▶ Exercise description
Exact repetition is the task: copy every entry below.

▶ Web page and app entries
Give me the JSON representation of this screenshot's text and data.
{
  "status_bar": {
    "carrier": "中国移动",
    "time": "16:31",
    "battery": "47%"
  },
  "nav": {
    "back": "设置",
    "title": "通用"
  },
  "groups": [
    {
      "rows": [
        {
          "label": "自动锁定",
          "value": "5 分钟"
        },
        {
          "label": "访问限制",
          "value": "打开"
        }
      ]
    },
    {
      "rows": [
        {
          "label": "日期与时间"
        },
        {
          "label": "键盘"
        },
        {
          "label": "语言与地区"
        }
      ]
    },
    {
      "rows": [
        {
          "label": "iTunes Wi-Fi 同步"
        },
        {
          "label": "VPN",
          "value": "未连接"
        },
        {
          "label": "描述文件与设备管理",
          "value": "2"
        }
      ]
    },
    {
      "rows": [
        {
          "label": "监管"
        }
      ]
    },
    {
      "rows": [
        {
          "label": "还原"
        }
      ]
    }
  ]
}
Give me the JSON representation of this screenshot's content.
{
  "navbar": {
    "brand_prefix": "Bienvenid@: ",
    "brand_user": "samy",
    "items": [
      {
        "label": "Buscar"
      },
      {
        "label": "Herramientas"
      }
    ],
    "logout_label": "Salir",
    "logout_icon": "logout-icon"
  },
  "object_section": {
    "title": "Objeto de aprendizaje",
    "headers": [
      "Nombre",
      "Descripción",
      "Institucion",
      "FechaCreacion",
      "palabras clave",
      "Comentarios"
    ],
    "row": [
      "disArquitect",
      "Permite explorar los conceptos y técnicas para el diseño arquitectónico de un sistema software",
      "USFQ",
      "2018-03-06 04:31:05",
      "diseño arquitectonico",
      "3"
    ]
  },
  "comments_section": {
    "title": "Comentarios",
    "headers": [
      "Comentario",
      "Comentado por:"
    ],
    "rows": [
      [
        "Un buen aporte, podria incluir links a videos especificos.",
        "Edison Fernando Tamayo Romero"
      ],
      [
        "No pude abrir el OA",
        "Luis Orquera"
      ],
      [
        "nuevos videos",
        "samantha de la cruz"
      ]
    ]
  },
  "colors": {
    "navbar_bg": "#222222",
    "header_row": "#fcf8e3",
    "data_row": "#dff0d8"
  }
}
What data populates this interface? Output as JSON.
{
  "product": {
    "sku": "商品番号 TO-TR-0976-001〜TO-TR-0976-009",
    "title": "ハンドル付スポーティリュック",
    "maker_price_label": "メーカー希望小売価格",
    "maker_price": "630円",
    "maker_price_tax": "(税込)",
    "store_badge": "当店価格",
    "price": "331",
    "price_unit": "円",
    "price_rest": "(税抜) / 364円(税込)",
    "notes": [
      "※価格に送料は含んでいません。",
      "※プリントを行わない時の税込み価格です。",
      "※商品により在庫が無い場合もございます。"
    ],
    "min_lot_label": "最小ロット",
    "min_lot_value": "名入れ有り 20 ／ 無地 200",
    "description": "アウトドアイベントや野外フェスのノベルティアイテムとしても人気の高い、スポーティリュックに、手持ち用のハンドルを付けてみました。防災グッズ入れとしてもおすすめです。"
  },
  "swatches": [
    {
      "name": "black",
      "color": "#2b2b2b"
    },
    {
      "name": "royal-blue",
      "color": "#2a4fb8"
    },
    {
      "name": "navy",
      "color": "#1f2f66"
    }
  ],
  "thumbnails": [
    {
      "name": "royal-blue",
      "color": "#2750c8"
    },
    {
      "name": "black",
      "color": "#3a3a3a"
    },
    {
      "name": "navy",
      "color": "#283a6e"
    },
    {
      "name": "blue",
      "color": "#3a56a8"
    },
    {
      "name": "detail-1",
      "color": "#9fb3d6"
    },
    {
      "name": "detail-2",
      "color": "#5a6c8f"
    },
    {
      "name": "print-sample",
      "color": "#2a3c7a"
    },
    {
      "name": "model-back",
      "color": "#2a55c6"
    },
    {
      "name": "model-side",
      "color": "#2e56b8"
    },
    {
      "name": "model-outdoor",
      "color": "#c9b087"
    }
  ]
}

▶ Final answer
Give me the JSON representation of this screenshot's text and data.
{
  "status_bar": {
    "carrier": "中国移动",
    "time": "16:31",
    "battery": "47%"
  },
  "nav": {
    "back": "设置",
    "title": "通用"
  },
  "groups": [
    {
      "rows": [
        {
          "label": "自动锁定",
          "value": "5 分钟"
        },
        {
          "label": "访问限制",
          "value": "打开"
        }
      ]
    },
    {
      "rows": [
        {
          "label": "日期与时间"
        },
        {
          "label": "键盘"
        },
        {
          "label": "语言与地区"
        }
      ]
    },
    {
      "rows": [
        {
          "label": "iTunes Wi-Fi 同步"
        },
        {
          "label": "VPN",
          "value": "未连接"
        },
        {
          "label": "描述文件与设备管理",
          "value": "2"
        }
      ]
    },
    {
      "rows": [
        {
          "label": "监管"
        }
      ]
    },
    {
      "rows": [
        {
          "label": "还原"
        }
      ]
    }
  ]
}
Give me the JSON representation of this screenshot's content.
{
  "navbar": {
    "brand_prefix": "Bienvenid@: ",
    "brand_user": "samy",
    "items": [
      {
        "label": "Buscar"
      },
      {
        "label": "Herramientas"
      }
    ],
    "logout_label": "Salir",
    "logout_icon": "logout-icon"
  },
  "object_section": {
    "title": "Objeto de aprendizaje",
    "headers": [
      "Nombre",
      "Descripción",
      "Institucion",
      "FechaCreacion",
      "palabras clave",
      "Comentarios"
    ],
    "row": [
      "disArquitect",
      "Permite explorar los conceptos y técnicas para el diseño arquitectónico de un sistema software",
      "USFQ",
      "2018-03-06 04:31:05",
      "diseño arquitectonico",
      "3"
    ]
  },
  "comments_section": {
    "title": "Comentarios",
    "headers": [
      "Comentario",
      "Comentado por:"
    ],
    "rows": [
      [
        "Un buen aporte, podria incluir links a videos especificos.",
        "Edison Fernando Tamayo Romero"
      ],
      [
        "No pude abrir el OA",
        "Luis Orquera"
      ],
      [
        "nuevos videos",
        "samantha de la cruz"
      ]
    ]
  },
  "colors": {
    "navbar_bg": "#222222",
    "header_row": "#fcf8e3",
    "data_row": "#dff0d8"
  }
}
What data populates this interface? Output as JSON.
{
  "product": {
    "sku": "商品番号 TO-TR-0976-001〜TO-TR-0976-009",
    "title": "ハンドル付スポーティリュック",
    "maker_price_label": "メーカー希望小売価格",
    "maker_price": "630円",
    "maker_price_tax": "(税込)",
    "store_badge": "当店価格",
    "price": "331",
    "price_unit": "円",
    "price_rest": "(税抜) / 364円(税込)",
    "notes": [
      "※価格に送料は含んでいません。",
      "※プリントを行わない時の税込み価格です。",
      "※商品により在庫が無い場合もございます。"
    ],
    "min_lot_label": "最小ロット",
    "min_lot_value": "名入れ有り 20 ／ 無地 200",
    "description": "アウトドアイベントや野外フェスのノベルティアイテムとしても人気の高い、スポーティリュックに、手持ち用のハンドルを付けてみました。防災グッズ入れとしてもおすすめです。"
  },
  "swatches": [
    {
      "name": "black",
      "color": "#2b2b2b"
    },
    {
      "name": "royal-blue",
      "color": "#2a4fb8"
    },
    {
      "name": "navy",
      "color": "#1f2f66"
    }
  ],
  "thumbnails": [
    {
      "name": "royal-blue",
      "color": "#2750c8"
    },
    {
      "name": "black",
      "color": "#3a3a3a"
    },
    {
      "name": "navy",
      "color": "#283a6e"
    },
    {
      "name": "blue",
      "color": "#3a56a8"
    },
    {
      "name": "detail-1",
      "color": "#9fb3d6"
    },
    {
      "name": "detail-2",
      "color": "#5a6c8f"
    },
    {
      "name": "print-sample",
      "color": "#2a3c7a"
    },
    {
      "name": "model-back",
      "color": "#2a55c6"
    },
    {
      "name": "model-side",
      "color": "#2e56b8"
    },
    {
      "name": "model-outdoor",
      "color": "#c9b087"
    }
  ]
}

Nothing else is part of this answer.